**AIM OF THE TASK**
This exercise asks for a copy of each line in the records below with the word "true" in it.

[Records from a dataset]
::::::::::

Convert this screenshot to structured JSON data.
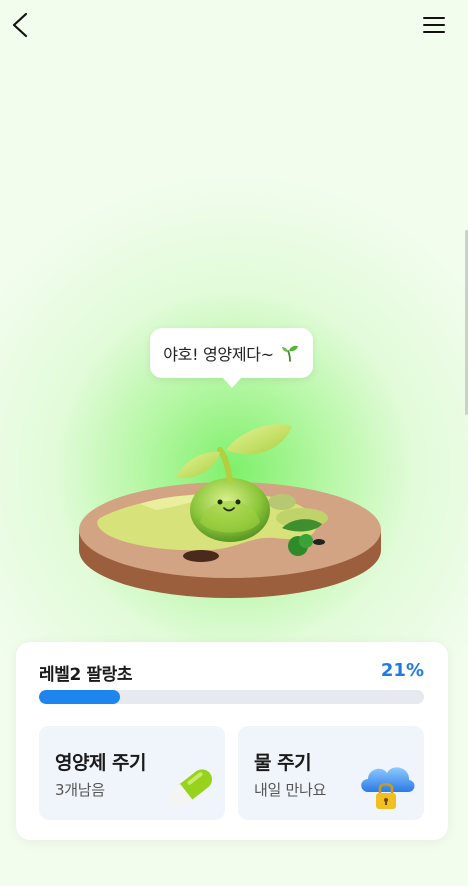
{
  "bubble": {
    "text": "야호! 영양제다~"
  },
  "level": {
    "title": "레벨2 팔랑초",
    "percent_label": "21%",
    "progress": 0.21
  },
  "actions": [
    {
      "title": "영양제 주기",
      "subtitle": "3개남음",
      "icon": "pill-icon"
    },
    {
      "title": "물 주기",
      "subtitle": "내일 만나요",
      "icon": "locked-cloud-icon"
    }
  ],
  "icons": {
    "back": "chevron-left-icon",
    "menu": "hamburger-menu-icon",
    "sprout": "sprout-icon"
  },
  "colors": {
    "accent": "#1f7be3",
    "progress_fill": "#1e85ee",
    "progress_track": "#e6e9f0",
    "action_bg": "#f0f5fb"
  }
}
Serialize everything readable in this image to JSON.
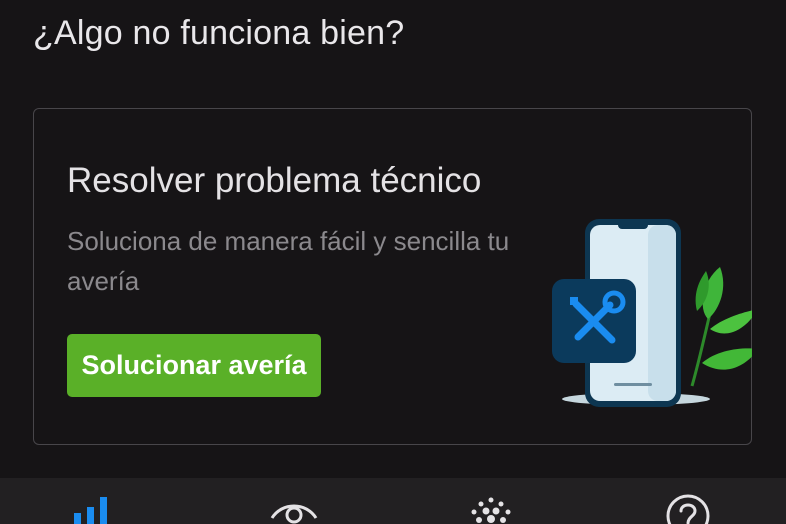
{
  "section": {
    "title": "¿Algo no funciona bien?"
  },
  "card": {
    "title": "Resolver problema técnico",
    "description": "Soluciona de manera fácil y sencilla tu avería",
    "button_label": "Solucionar avería",
    "illustration": "phone-with-tools-and-leaves"
  },
  "bottom_nav": {
    "items": [
      {
        "icon": "signal-bars-icon",
        "active": true
      },
      {
        "icon": "eye-icon",
        "active": false
      },
      {
        "icon": "dots-burst-icon",
        "active": false
      },
      {
        "icon": "help-circle-icon",
        "active": false
      }
    ]
  },
  "colors": {
    "background": "#161416",
    "accent_green": "#5ab028",
    "active_blue": "#1a8cf0",
    "tool_badge": "#0b3a5c"
  }
}
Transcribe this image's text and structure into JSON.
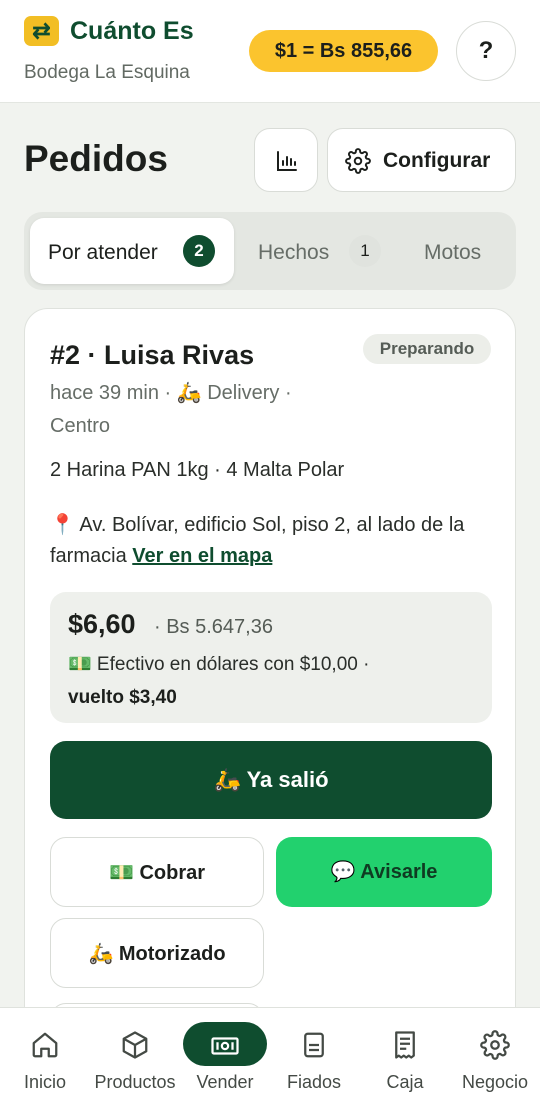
{
  "app": {
    "logo_glyph": "⇄",
    "name": "Cuánto Es",
    "business": "Bodega La Esquina",
    "rate": "$1 = Bs 855,66",
    "help": "?"
  },
  "header": {
    "title": "Pedidos",
    "config_label": "Configurar"
  },
  "tabs": [
    {
      "label": "Por atender",
      "count": "2"
    },
    {
      "label": "Hechos",
      "count": "1"
    },
    {
      "label": "Motos"
    }
  ],
  "order": {
    "title": "#2 · Luisa Rivas",
    "status": "Preparando",
    "meta": "hace 39 min · 🛵 Delivery · Centro",
    "items": "2 Harina PAN 1kg · 4 Malta Polar",
    "address": "📍 Av. Bolívar, edificio Sol, piso 2, al lado de la farmacia",
    "map_link": "Ver en el mapa",
    "total_usd": "$6,60",
    "total_bs": "· Bs 5.647,36",
    "payment": "💵 Efectivo en dólares con $10,00 ·",
    "change": "vuelto $3,40",
    "primary_action": "🛵 Ya salió",
    "charge_action": "💵 Cobrar",
    "notify_action": "💬 Avisarle",
    "rider_action": "🛵 Motorizado"
  },
  "nav": [
    {
      "label": "Inicio",
      "icon": "home-icon"
    },
    {
      "label": "Productos",
      "icon": "box-icon"
    },
    {
      "label": "Vender",
      "icon": "cash-icon",
      "active": true
    },
    {
      "label": "Fiados",
      "icon": "ledger-icon"
    },
    {
      "label": "Caja",
      "icon": "receipt-icon"
    },
    {
      "label": "Negocio",
      "icon": "gear-icon"
    }
  ],
  "colors": {
    "brand": "#0f4d2f",
    "accent_yellow": "#fbc42e",
    "whatsapp_green": "#22d16e"
  }
}
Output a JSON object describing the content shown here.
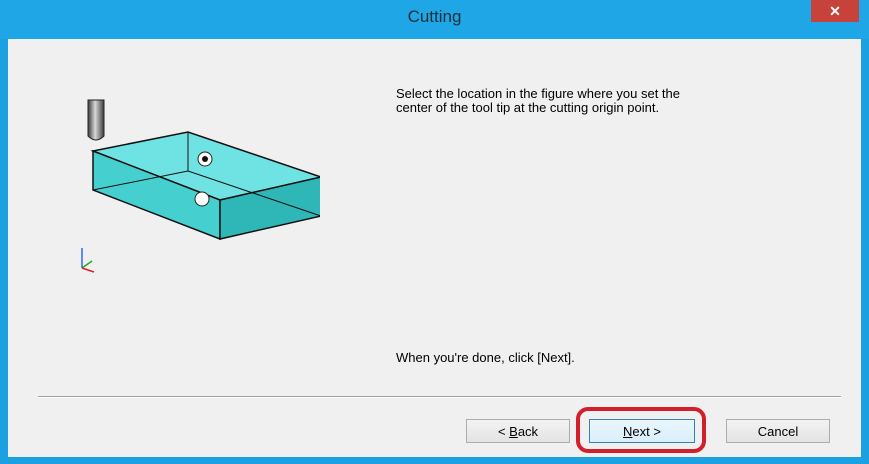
{
  "window": {
    "title": "Cutting",
    "close_label": "✕"
  },
  "content": {
    "instruction": "Select the location in the figure where you set the\ncenter of the tool tip at the cutting origin point.",
    "done_text": "When you're done, click [Next]."
  },
  "buttons": {
    "back_prefix": "< ",
    "back_mnemonic": "B",
    "back_rest": "ack",
    "next_mnemonic": "N",
    "next_rest": "ext >",
    "cancel": "Cancel"
  },
  "colors": {
    "titlebar": "#1fa6e6",
    "close_button": "#c7423a",
    "box_fill": "#4fd6d6",
    "highlight": "#d21f2b"
  }
}
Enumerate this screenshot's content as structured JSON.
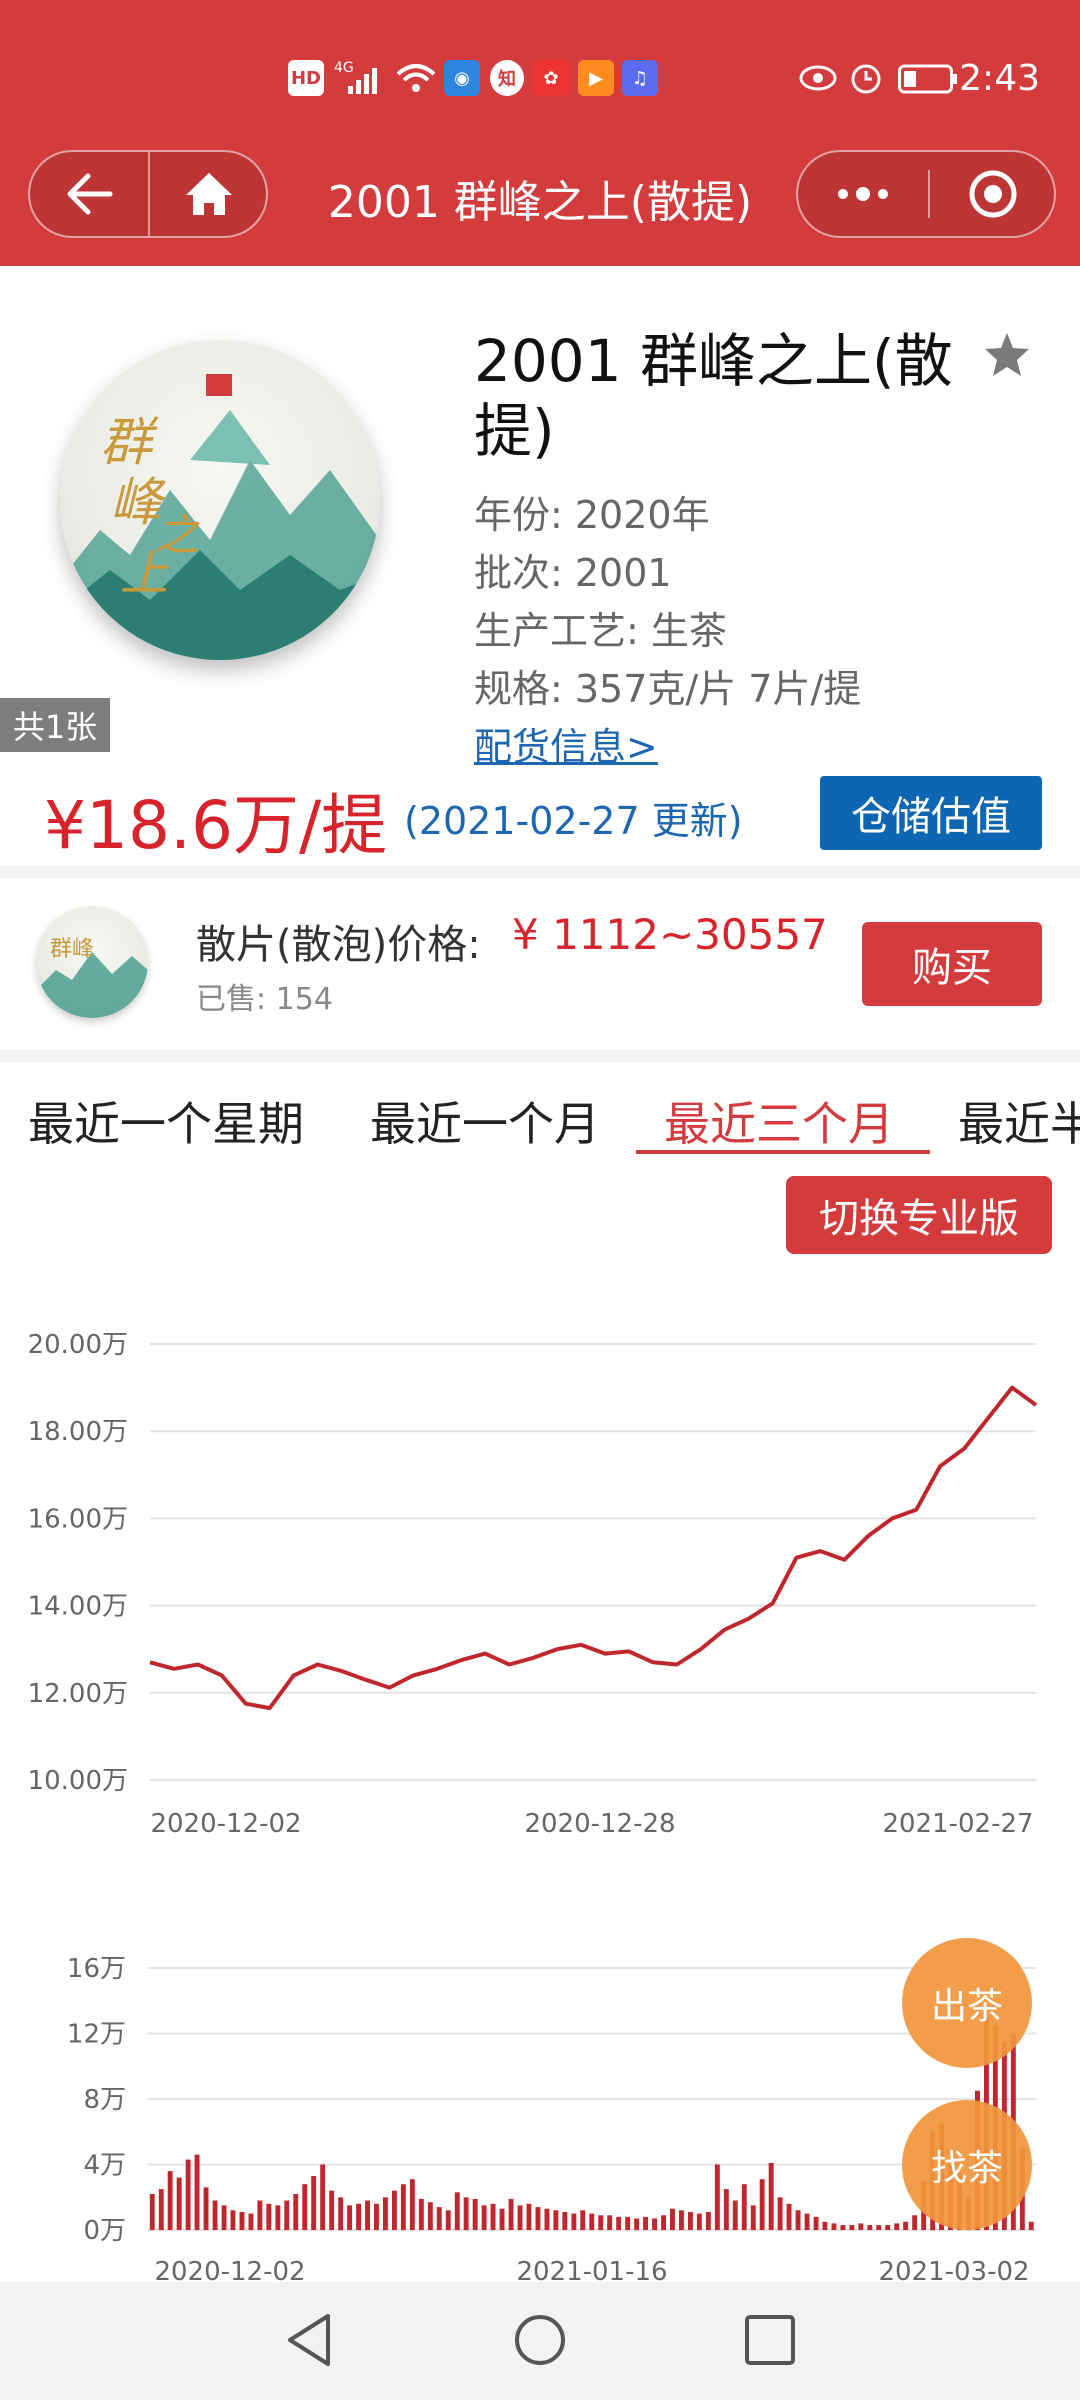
{
  "status_bar": {
    "left_icons": [
      "HD",
      "4G",
      "signal-icon",
      "wifi-icon",
      "app-icon",
      "知",
      "app-icon",
      "app-icon",
      "app-icon"
    ],
    "time": "2:43"
  },
  "navbar": {
    "title": "2001 群峰之上(散提)"
  },
  "product": {
    "title": "2001 群峰之上(散提)",
    "image_count": "共1张",
    "year": "年份: 2020年",
    "batch": "批次: 2001",
    "process": "生产工艺: 生茶",
    "spec": "规格: 357克/片 7片/提",
    "shipping_link": "配货信息>",
    "price": "¥18.6万/提",
    "price_date": "(2021-02-27 更新)",
    "storage_button": "仓储估值"
  },
  "loose": {
    "label": "散片(散泡)价格:",
    "price": "¥ 1112~30557",
    "sold": "已售: 154",
    "buy_button": "购买"
  },
  "tabs": [
    "最近一个星期",
    "最近一个月",
    "最近三个月",
    "最近半"
  ],
  "active_tab_index": 2,
  "pro_button": "切换专业版",
  "colors": {
    "brand_red": "#d43b3d",
    "price_red": "#d8232a",
    "link_blue": "#1d66b1",
    "button_blue": "#0d66b2",
    "chart_line": "#c0272d",
    "fab_orange": "#f0963c"
  },
  "chart_data": [
    {
      "type": "line",
      "x_ticks": [
        "2020-12-02",
        "2020-12-28",
        "2021-02-27"
      ],
      "y_ticks": [
        "20.00万",
        "18.00万",
        "16.00万",
        "14.00万",
        "12.00万",
        "10.00万"
      ],
      "ylim": [
        10,
        20
      ],
      "grid": true,
      "x_days": [
        0,
        2,
        4,
        6,
        8,
        10,
        12,
        14,
        16,
        18,
        20,
        22,
        24,
        26,
        28,
        30,
        32,
        34,
        36,
        38,
        40,
        42,
        44,
        46,
        48,
        50,
        52,
        54,
        56,
        58,
        60,
        62,
        64,
        66,
        68,
        70,
        72,
        74,
        76,
        78,
        80,
        82,
        84,
        86,
        88,
        89
      ],
      "values": [
        12.7,
        12.55,
        12.65,
        12.4,
        11.75,
        11.65,
        12.4,
        12.65,
        12.5,
        12.3,
        12.12,
        12.4,
        12.55,
        12.75,
        12.9,
        12.65,
        12.8,
        13.0,
        13.1,
        12.9,
        12.95,
        12.7,
        12.65,
        13.0,
        13.45,
        13.7,
        14.05,
        15.1,
        15.25,
        15.05,
        15.6,
        16.0,
        16.2,
        17.2,
        17.6,
        18.3,
        19.0,
        18.6,
        18.6,
        18.6,
        18.6,
        18.6,
        18.6,
        18.6,
        18.6,
        18.6
      ]
    },
    {
      "type": "bar",
      "x_ticks": [
        "2020-12-02",
        "2021-01-16",
        "2021-03-02"
      ],
      "y_ticks": [
        "16万",
        "12万",
        "8万",
        "4万",
        "0万"
      ],
      "ylim": [
        0,
        16
      ],
      "grid": true,
      "values": [
        2.2,
        2.5,
        3.6,
        3.2,
        4.3,
        4.6,
        2.6,
        1.8,
        1.5,
        1.2,
        1.1,
        1.0,
        1.8,
        1.6,
        1.5,
        1.8,
        2.2,
        2.8,
        3.3,
        4.0,
        2.4,
        2.0,
        1.5,
        1.6,
        1.8,
        1.6,
        2.0,
        2.4,
        2.8,
        3.1,
        1.9,
        1.7,
        1.4,
        1.2,
        2.3,
        2.0,
        1.9,
        1.5,
        1.6,
        1.3,
        1.9,
        1.5,
        1.6,
        1.4,
        1.3,
        1.2,
        1.1,
        1.0,
        1.2,
        1.0,
        0.9,
        0.9,
        0.8,
        0.8,
        0.7,
        0.8,
        0.7,
        0.9,
        1.3,
        1.2,
        1.1,
        1.0,
        1.1,
        4.0,
        2.5,
        1.8,
        2.8,
        1.5,
        3.1,
        4.1,
        2.0,
        1.6,
        1.2,
        1.0,
        0.8,
        0.5,
        0.4,
        0.3,
        0.3,
        0.4,
        0.3,
        0.3,
        0.3,
        0.4,
        0.5,
        0.9,
        3.0,
        6.0,
        6.5,
        4.0,
        3.5,
        2.0,
        8.5,
        13.0,
        12.5,
        11.5,
        12.0,
        5.0,
        0.5
      ]
    }
  ],
  "floating_buttons": [
    "出茶",
    "找茶"
  ]
}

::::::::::

**SOLUTION FOR THIS PROBLEM**
        "active": true
      "active": true
      "grid": true,
      "grid": true,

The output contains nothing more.